* _Task directions_
Check each line of the records below and collect those that include the word "rest".

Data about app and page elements
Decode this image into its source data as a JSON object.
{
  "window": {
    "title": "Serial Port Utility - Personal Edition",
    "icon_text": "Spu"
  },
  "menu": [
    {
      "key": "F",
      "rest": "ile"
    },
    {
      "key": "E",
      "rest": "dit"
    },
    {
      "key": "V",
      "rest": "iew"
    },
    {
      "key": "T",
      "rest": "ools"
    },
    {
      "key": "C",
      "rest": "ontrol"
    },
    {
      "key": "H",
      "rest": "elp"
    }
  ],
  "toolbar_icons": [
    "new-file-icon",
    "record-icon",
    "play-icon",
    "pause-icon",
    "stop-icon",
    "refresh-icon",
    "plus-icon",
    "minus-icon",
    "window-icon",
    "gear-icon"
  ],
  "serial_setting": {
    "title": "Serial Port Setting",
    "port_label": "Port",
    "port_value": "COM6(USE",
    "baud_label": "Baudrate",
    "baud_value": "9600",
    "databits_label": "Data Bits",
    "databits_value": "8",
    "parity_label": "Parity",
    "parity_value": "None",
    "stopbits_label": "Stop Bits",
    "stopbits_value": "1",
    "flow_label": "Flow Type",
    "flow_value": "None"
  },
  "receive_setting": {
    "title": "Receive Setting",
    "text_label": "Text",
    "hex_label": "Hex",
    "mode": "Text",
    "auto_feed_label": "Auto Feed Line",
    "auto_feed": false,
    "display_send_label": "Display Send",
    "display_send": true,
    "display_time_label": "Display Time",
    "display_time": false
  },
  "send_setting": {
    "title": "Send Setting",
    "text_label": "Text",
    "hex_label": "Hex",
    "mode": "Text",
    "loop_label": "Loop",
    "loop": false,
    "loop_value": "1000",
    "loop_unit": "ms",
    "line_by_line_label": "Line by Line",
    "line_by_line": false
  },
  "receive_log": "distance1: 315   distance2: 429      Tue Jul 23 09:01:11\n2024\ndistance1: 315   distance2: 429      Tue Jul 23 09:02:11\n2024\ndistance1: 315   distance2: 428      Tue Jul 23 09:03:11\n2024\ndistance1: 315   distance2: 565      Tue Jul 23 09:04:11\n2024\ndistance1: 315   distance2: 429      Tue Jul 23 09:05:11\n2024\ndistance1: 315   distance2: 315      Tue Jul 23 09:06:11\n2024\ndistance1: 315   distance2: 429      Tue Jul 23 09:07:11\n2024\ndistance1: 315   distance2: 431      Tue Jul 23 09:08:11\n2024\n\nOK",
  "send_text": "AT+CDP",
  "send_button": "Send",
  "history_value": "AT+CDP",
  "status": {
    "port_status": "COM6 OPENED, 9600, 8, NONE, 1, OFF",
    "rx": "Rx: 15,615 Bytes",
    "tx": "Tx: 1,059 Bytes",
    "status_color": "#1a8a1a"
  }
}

* _Answer box_
      "rest": "ile"
      "rest": "dit"
      "rest": "iew"
      "rest": "ools"
      "rest": "ontrol"
      "rest": "elp"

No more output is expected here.